(Stored dataset items)

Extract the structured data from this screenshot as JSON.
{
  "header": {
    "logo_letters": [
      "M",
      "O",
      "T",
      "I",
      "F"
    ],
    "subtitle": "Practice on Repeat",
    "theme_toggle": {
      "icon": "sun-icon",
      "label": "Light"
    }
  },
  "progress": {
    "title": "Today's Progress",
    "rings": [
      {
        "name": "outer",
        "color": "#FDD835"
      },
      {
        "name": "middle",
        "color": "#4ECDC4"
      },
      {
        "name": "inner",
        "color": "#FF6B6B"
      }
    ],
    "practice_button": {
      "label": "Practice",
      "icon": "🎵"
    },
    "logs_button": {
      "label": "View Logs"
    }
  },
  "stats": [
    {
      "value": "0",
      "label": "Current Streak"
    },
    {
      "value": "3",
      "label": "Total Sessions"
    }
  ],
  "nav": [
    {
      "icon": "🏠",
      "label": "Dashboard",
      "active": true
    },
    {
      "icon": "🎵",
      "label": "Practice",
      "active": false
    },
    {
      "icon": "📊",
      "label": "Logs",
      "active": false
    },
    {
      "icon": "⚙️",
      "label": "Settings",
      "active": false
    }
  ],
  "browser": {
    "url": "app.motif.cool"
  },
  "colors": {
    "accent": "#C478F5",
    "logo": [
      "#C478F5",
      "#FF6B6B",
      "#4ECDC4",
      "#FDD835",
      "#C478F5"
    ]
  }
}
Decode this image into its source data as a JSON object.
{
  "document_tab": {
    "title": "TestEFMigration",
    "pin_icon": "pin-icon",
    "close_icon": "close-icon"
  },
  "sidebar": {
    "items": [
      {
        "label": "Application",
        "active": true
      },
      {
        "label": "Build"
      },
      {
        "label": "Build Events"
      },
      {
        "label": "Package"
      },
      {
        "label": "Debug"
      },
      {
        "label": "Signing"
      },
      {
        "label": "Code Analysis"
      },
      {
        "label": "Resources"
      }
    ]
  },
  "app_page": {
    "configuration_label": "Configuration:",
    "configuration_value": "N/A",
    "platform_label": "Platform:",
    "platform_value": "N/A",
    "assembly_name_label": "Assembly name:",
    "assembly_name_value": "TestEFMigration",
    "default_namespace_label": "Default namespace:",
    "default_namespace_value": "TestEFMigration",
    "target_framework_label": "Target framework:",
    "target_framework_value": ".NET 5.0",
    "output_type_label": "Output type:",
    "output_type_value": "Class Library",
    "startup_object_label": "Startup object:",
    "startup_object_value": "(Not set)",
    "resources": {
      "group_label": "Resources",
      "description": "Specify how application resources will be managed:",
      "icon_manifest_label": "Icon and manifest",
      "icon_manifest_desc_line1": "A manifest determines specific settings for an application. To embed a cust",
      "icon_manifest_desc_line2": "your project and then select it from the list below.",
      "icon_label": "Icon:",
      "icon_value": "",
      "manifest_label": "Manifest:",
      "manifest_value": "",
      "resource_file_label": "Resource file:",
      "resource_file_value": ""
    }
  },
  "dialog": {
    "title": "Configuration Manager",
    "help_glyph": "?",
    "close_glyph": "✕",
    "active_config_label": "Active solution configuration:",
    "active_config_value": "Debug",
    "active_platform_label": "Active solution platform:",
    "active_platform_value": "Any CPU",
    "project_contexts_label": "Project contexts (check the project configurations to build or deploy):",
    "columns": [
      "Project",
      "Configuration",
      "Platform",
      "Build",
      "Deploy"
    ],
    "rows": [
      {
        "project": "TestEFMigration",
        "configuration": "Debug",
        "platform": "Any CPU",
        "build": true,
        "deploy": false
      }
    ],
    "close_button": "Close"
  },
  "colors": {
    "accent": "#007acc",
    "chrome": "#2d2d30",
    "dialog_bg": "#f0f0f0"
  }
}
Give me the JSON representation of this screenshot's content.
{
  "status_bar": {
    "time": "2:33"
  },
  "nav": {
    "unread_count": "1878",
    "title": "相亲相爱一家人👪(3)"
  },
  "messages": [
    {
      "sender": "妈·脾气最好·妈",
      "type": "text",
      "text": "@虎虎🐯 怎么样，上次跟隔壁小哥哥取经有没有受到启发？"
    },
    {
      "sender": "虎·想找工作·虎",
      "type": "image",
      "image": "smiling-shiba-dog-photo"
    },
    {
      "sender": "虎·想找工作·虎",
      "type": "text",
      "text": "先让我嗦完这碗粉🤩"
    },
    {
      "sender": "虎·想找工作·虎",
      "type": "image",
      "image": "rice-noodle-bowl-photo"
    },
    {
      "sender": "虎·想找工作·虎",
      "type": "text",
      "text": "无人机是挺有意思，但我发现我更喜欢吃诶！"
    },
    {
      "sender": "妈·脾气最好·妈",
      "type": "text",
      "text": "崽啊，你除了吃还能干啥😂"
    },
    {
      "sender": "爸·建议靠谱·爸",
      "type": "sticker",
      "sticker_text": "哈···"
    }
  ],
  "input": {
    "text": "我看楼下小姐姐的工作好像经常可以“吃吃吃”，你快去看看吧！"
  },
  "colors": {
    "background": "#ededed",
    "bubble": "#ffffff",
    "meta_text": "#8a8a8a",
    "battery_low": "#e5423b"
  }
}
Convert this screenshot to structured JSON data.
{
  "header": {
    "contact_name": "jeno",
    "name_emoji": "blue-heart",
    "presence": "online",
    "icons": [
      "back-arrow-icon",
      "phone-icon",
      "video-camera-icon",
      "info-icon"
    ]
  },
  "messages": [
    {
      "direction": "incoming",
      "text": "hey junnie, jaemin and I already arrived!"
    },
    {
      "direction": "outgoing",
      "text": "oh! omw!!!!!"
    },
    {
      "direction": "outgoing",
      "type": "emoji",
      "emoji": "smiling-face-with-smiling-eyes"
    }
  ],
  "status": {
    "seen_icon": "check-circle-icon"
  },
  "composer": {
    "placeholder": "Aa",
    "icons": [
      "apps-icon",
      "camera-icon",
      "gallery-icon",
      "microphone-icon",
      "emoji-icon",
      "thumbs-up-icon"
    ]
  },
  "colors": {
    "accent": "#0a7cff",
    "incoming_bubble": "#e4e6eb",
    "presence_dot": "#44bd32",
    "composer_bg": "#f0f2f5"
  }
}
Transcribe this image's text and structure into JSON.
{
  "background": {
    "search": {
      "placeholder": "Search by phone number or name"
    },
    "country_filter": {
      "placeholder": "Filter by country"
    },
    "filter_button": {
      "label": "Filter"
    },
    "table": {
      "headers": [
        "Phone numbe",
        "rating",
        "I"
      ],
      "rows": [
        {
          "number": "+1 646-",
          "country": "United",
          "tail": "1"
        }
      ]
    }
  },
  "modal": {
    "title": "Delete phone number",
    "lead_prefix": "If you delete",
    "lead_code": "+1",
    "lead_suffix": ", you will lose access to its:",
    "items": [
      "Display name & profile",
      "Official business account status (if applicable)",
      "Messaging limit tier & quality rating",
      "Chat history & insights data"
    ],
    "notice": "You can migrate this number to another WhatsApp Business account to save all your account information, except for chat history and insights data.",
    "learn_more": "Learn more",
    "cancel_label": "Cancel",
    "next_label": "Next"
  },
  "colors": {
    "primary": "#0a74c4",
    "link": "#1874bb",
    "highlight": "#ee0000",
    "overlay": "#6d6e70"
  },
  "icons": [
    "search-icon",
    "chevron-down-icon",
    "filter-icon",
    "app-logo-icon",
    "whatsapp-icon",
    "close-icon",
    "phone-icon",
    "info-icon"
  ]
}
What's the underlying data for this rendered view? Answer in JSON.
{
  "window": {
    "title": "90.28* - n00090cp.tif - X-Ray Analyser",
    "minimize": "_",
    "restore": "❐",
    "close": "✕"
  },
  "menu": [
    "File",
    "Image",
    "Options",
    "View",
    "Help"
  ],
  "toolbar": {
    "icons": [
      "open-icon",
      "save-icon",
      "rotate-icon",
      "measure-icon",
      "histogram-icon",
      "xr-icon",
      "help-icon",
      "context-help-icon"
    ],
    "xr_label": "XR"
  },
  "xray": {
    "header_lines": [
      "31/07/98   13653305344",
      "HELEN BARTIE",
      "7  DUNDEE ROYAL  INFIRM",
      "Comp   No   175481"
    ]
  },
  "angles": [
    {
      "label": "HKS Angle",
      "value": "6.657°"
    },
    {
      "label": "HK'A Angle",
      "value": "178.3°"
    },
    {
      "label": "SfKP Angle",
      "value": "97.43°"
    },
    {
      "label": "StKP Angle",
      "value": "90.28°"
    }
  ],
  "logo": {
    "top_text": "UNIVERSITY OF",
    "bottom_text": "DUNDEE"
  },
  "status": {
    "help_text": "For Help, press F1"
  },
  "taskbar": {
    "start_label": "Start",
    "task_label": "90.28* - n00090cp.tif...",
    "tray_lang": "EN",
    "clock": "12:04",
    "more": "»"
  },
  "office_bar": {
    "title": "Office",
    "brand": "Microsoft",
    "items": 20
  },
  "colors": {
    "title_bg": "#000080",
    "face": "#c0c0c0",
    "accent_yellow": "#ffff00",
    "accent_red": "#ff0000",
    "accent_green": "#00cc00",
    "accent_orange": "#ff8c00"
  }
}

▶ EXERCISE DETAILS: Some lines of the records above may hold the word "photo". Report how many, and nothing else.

▶ RESPONSE TO THE TASK: 2